In 1948, Gore Vidal's depiction of a homosexual relationship between characters in his third novel (The City and the Pillar) shocked many readers. His love of history and politics led to the creation of such plays as The Best Man (1960), Romulus (1962), and An Evening With Richard Nixon and.... (1972). His historical novels (including Julian, Burr, 1876, The Golden Age, and Lincoln) stand in sharp contrast to his wildly imaginative 1968 satire, Myra Breckenridge.
As filmmaker Robert Gordon notes:
I was a kid during their 1968 tête-à-tête offensives. Bill Buckley's Firing Line was broadcast on Sunday mornings, what we watched when there were no cartoons and only preachers.
A master of the medium, he engaged children with his mannerisms and adults with his ideas. Vidal was a man of the left, his historical novels lining all modern home libraries; apart from the movement but also a part of it, he was the nation's historian, and also its augur.
Decades later, in 2010, my friend Tom Graves obtained a bootlegged copy of their 1968 debates and he screened them at a museum. The audience stayed long after the last image, parsing the performances and the issues.
Gore Vidal and William F. Buckley, Jr. get made up for a
television appearance in a scene from The Best of Enemies
No one today speaks like these men, but their confrontations ring so contemporary. In the focused light of the 1968 national television camera, the seeds are planted for our present media landscape, when the spectacle trumps the content of argument.
Each side today, like these two men, sees the other as malignant, promulgating views catastrophic for America; strident partisanship is virile patriotism and compromise is castration. These Vidal-Buckley debates forecast the present state of civic discourse, when heated and abbreviated by camera lights and corporate sponsors.
William F. Buckley, Jr. and Gore Vidal
in a scene from The Best of Enemies
I was intimidated to enter the world of Gore Vidal and William F. Buckley.
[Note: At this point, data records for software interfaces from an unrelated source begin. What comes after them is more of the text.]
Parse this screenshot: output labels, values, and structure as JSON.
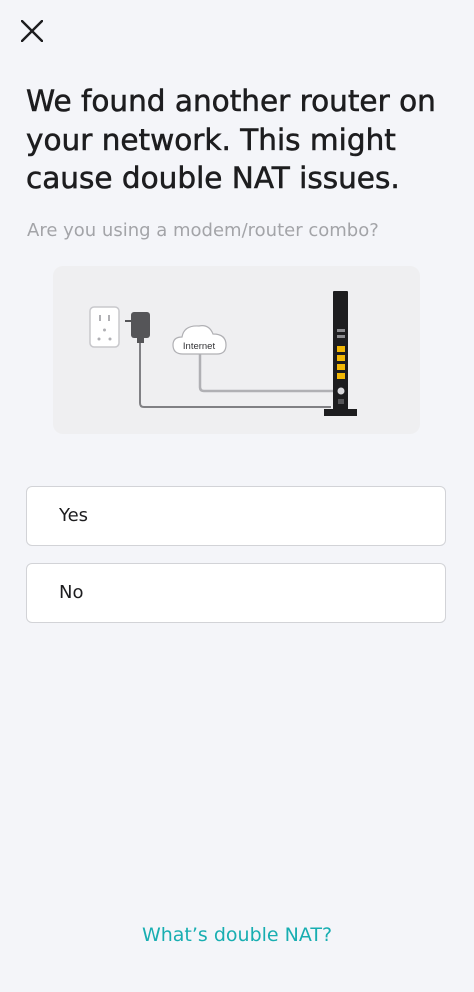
{
  "header": {
    "close_icon": "close-icon"
  },
  "content": {
    "title": "We found another router on your network. This might cause double NAT issues.",
    "question": "Are you using a modem/router combo?",
    "illustration": {
      "cloud_label": "Internet",
      "icons": [
        "wall-outlet-icon",
        "power-adapter-icon",
        "cloud-icon",
        "modem-router-icon"
      ],
      "port_color": "#f2b705"
    },
    "options": [
      {
        "label": "Yes"
      },
      {
        "label": "No"
      }
    ]
  },
  "footer": {
    "help_link": "What’s double NAT?"
  },
  "colors": {
    "accent": "#18aeb1",
    "background": "#f4f5f9",
    "card_border": "#d2d3d7"
  }
}
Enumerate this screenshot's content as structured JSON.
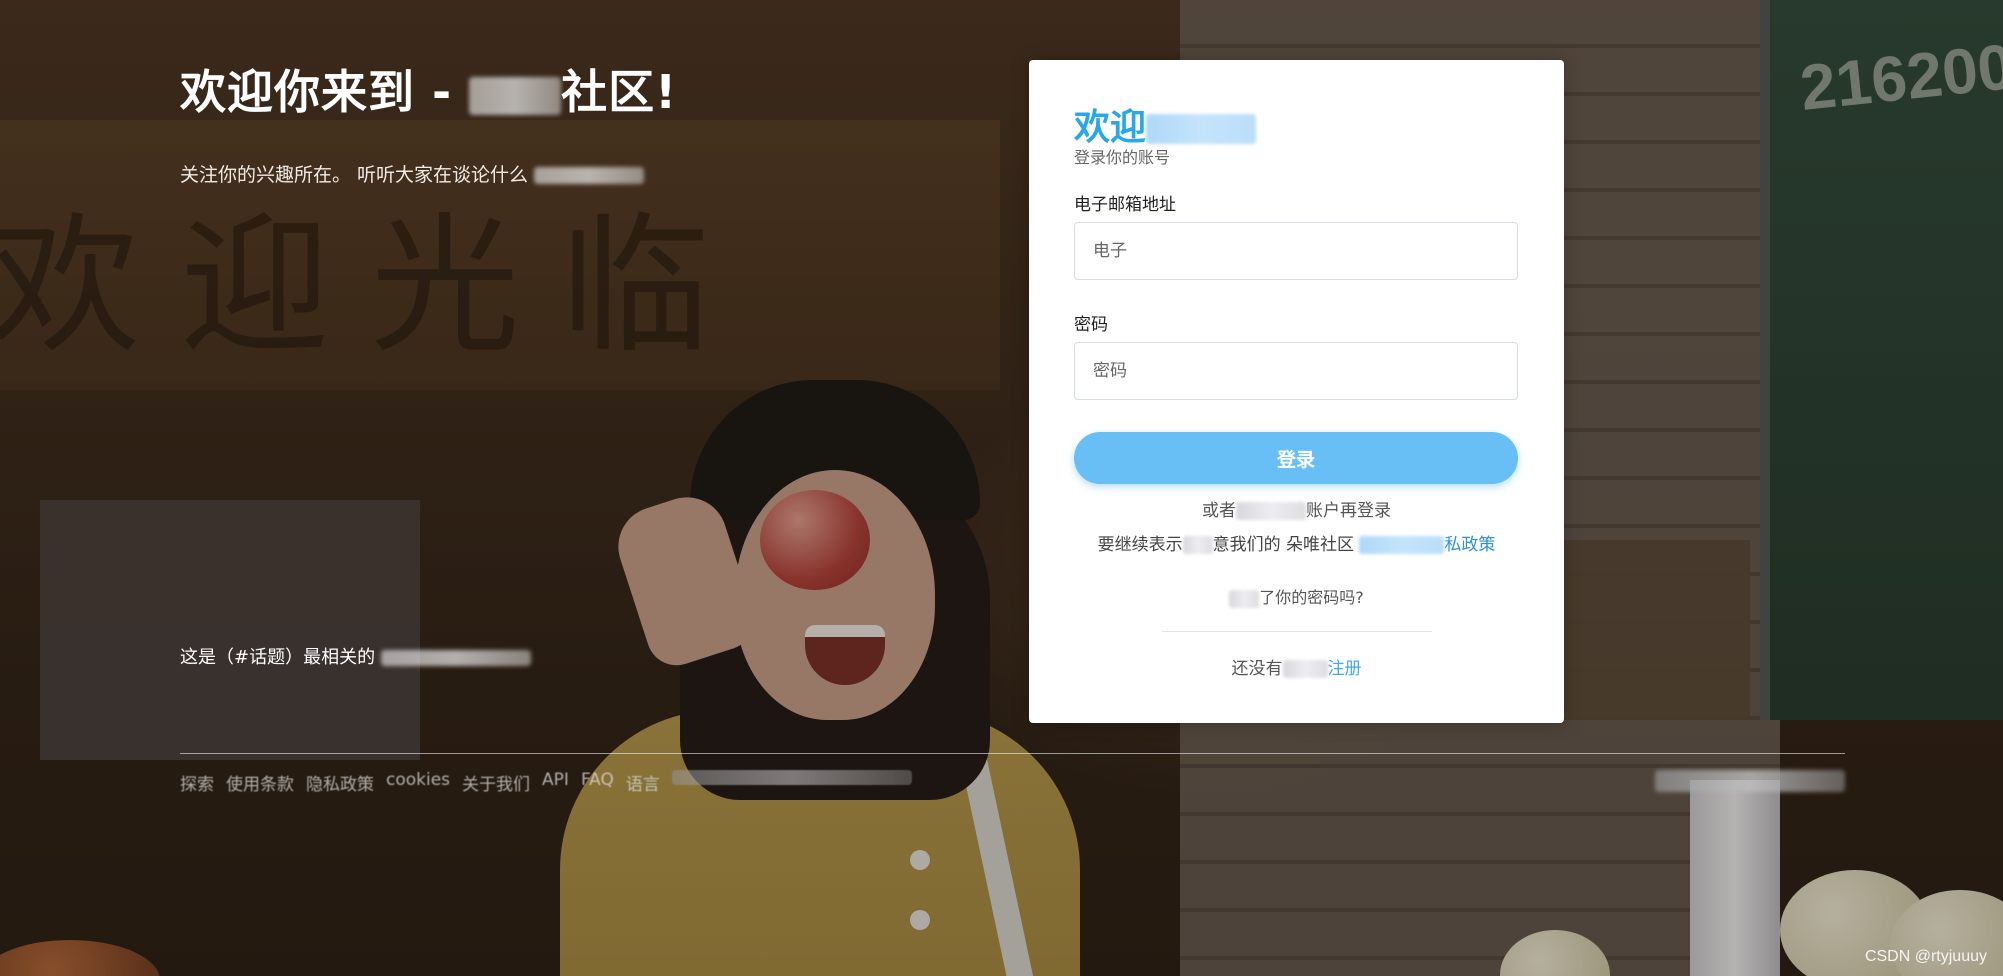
{
  "background": {
    "sign_text": "欢迎光临",
    "board_text": "216200"
  },
  "hero": {
    "title_prefix": "欢迎你来到 -",
    "title_suffix": "社区!",
    "subtitle_prefix": "关注你的兴趣所在。 听听大家在谈论什么",
    "topic_prefix": "这是（#话题）最相关的"
  },
  "footer": {
    "links": [
      "探索",
      "使用条款",
      "隐私政策",
      "cookies",
      "关于我们",
      "API",
      "FAQ",
      "语言"
    ]
  },
  "login": {
    "title": "欢迎",
    "subtitle": "登录你的账号",
    "email_label": "电子邮箱地址",
    "email_placeholder": "电子",
    "password_label": "密码",
    "password_placeholder": "密码",
    "login_button": "登录",
    "alt_login_prefix": "或者",
    "alt_login_suffix": "账户再登录",
    "terms_prefix": "要继续表示",
    "terms_middle": "意我们的 朵唯社区",
    "terms_link": "私政策",
    "forgot": "了你的密码吗?",
    "register_prefix": "还没有",
    "register_link": "注册"
  },
  "watermark": "CSDN @rtyjuuuy",
  "colors": {
    "accent": "#2aa7e8",
    "button": "#67bff6",
    "link": "#45a8ec"
  }
}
A great part of this film's initial attraction was the depth and breadth of these two huge characters, and of their luxurious language.
Their sense of theater makes their knowledge entertaining, and their enmity sizzles like a fireworks fuse. Their East Coast WASP confidence, their easy command of the classics, the masterful rhetoric -- it makes a southern boy feel so unschooled.
No matter what a viewer's age may be, watching Best of Enemies offers a fascinating display of two tart-tongued elitists debating each other with fangs bared and no love lost between them. Think of it as a cage match in which each contestant must rely on his cultural literacy, searing wit, and huge vocabulary in order to win.
By an odd coincidence, this documentary about the Buckley-Gore debates was released at the same time as Jen Lancaster's fourth novel (The Best of Enemies). Only one of them has a trailer:
To read more of George Heymont go to My Cultural Landscape